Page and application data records
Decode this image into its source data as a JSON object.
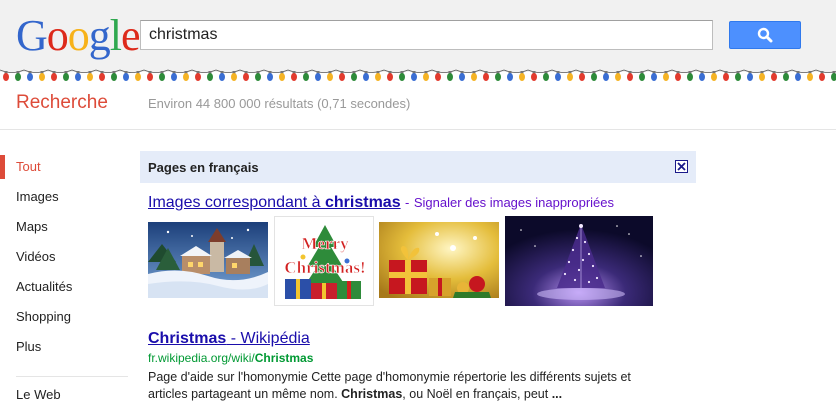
{
  "logo": {
    "letters": [
      "G",
      "o",
      "o",
      "g",
      "l",
      "e"
    ]
  },
  "search": {
    "query": "christmas"
  },
  "subheader": {
    "title": "Recherche",
    "stats": "Environ 44 800 000 résultats (0,71 secondes)"
  },
  "nav": {
    "items": [
      "Tout",
      "Images",
      "Maps",
      "Vidéos",
      "Actualités",
      "Shopping",
      "Plus"
    ],
    "web_label": "Le Web"
  },
  "lang_bar": {
    "title": "Pages en français"
  },
  "images": {
    "heading_prefix": "Images correspondant à ",
    "heading_query": "christmas",
    "report_link": "Signaler des images inappropriées"
  },
  "result": {
    "title_main": "Christmas",
    "title_suffix": " - Wikipédia",
    "url_prefix": "fr.wikipedia.org/wiki/",
    "url_bold": "Christmas",
    "snippet_line1": "Page d'aide sur l'homonymie Cette page d'homonymie répertorie les différents sujets et",
    "snippet_line2_a": "articles partageant un même nom. ",
    "snippet_line2_bold": "Christmas",
    "snippet_line2_b": ", ou Noël en français, peut ",
    "snippet_ellipsis": "..."
  },
  "thumb_texts": {
    "merry": "Merry",
    "christmas": "Christmas!"
  },
  "colors": {
    "accent_red": "#dd4b39",
    "link_blue": "#1a0dab",
    "url_green": "#009933",
    "button_blue": "#4d90fe",
    "lang_bar_bg": "#e5ecf9"
  }
}
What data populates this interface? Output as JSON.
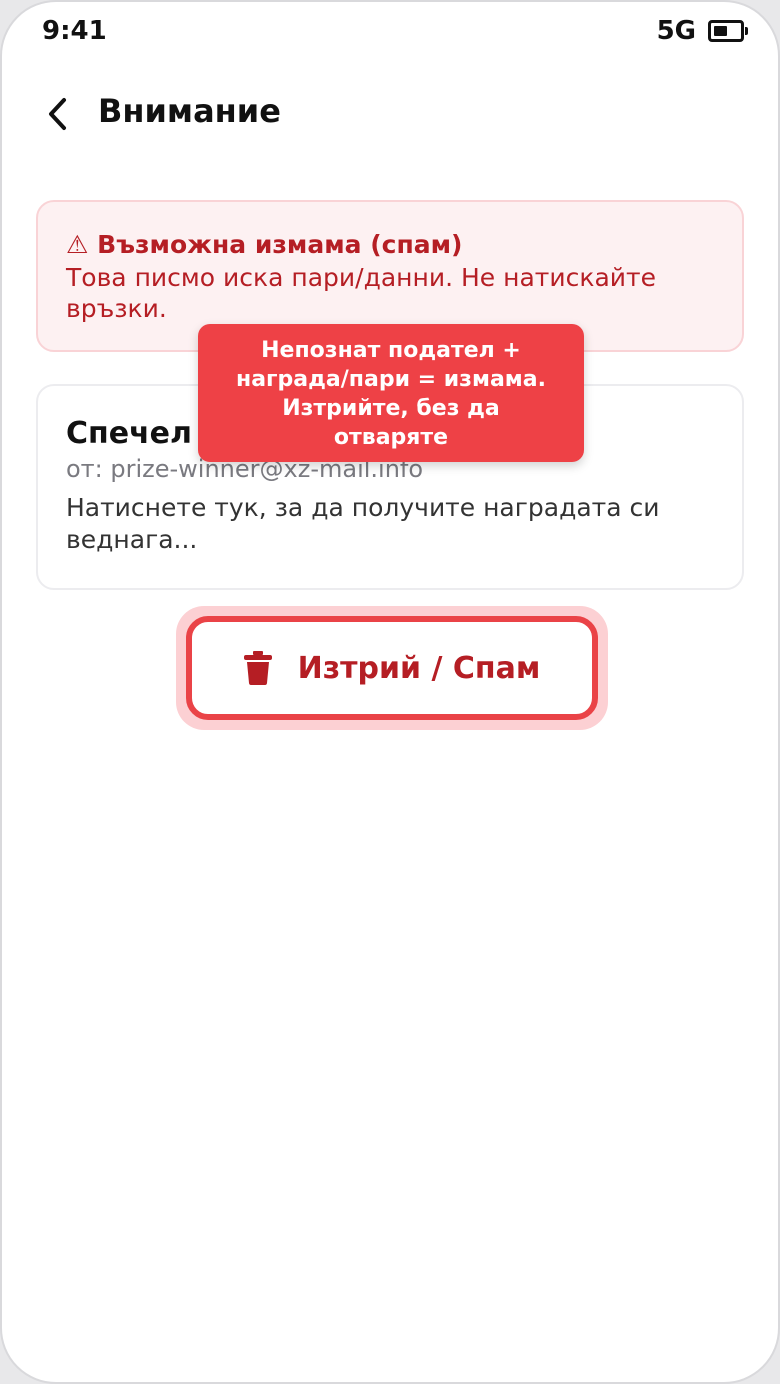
{
  "status_bar": {
    "time": "9:41",
    "network": "5G"
  },
  "header": {
    "title": "Внимание"
  },
  "alert": {
    "icon": "⚠",
    "title": "Възможна измама (спам)",
    "text": "Това писмо иска пари/данни. Не натискайте връзки.",
    "accent_color": "#b51e24"
  },
  "email": {
    "subject": "Спечел",
    "sender": "от: prize-winner@xz-mail.info",
    "preview": "Натиснете тук, за да получите наградата си веднага..."
  },
  "tooltip": {
    "text": "Непознат подател + награда/пари = измама. Изтрийте, без да отваряте",
    "color": "#ee4146"
  },
  "action": {
    "delete_label": "Изтрий / Спам",
    "icon": "trash-icon"
  }
}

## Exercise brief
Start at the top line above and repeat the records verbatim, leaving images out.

## Output for this task
Decode this image into its source data as a JSON object.
{
  "logo": {
    "letters": [
      "G",
      "o",
      "o",
      "g",
      "l",
      "e"
    ]
  },
  "search": {
    "query": "christmas"
  },
  "subheader": {
    "title": "Recherche",
    "stats": "Environ 44 800 000 résultats (0,71 secondes)"
  },
  "nav": {
    "items": [
      "Tout",
      "Images",
      "Maps",
      "Vidéos",
      "Actualités",
      "Shopping",
      "Plus"
    ],
    "web_label": "Le Web"
  },
  "lang_bar": {
    "title": "Pages en français"
  },
  "images": {
    "heading_prefix": "Images correspondant à ",
    "heading_query": "christmas",
    "report_link": "Signaler des images inappropriées"
  },
  "result": {
    "title_main": "Christmas",
    "title_suffix": " - Wikipédia",
    "url_prefix": "fr.wikipedia.org/wiki/",
    "url_bold": "Christmas",
    "snippet_line1": "Page d'aide sur l'homonymie Cette page d'homonymie répertorie les différents sujets et",
    "snippet_line2_a": "articles partageant un même nom. ",
    "snippet_line2_bold": "Christmas",
    "snippet_line2_b": ", ou Noël en français, peut ",
    "snippet_ellipsis": "..."
  },
  "thumb_texts": {
    "merry": "Merry",
    "christmas": "Christmas!"
  },
  "colors": {
    "accent_red": "#dd4b39",
    "link_blue": "#1a0dab",
    "url_green": "#009933",
    "button_blue": "#4d90fe",
    "lang_bar_bg": "#e5ecf9"
  }
}
What data populates this interface? Output as JSON.
{
  "status_bar": {
    "time": "9:41",
    "network": "5G"
  },
  "header": {
    "title": "Внимание"
  },
  "alert": {
    "icon": "⚠",
    "title": "Възможна измама (спам)",
    "text": "Това писмо иска пари/данни. Не натискайте връзки.",
    "accent_color": "#b51e24"
  },
  "email": {
    "subject": "Спечел",
    "sender": "от: prize-winner@xz-mail.info",
    "preview": "Натиснете тук, за да получите наградата си веднага..."
  },
  "tooltip": {
    "text": "Непознат подател + награда/пари = измама. Изтрийте, без да отваряте",
    "color": "#ee4146"
  },
  "action": {
    "delete_label": "Изтрий / Спам",
    "icon": "trash-icon"
  }
}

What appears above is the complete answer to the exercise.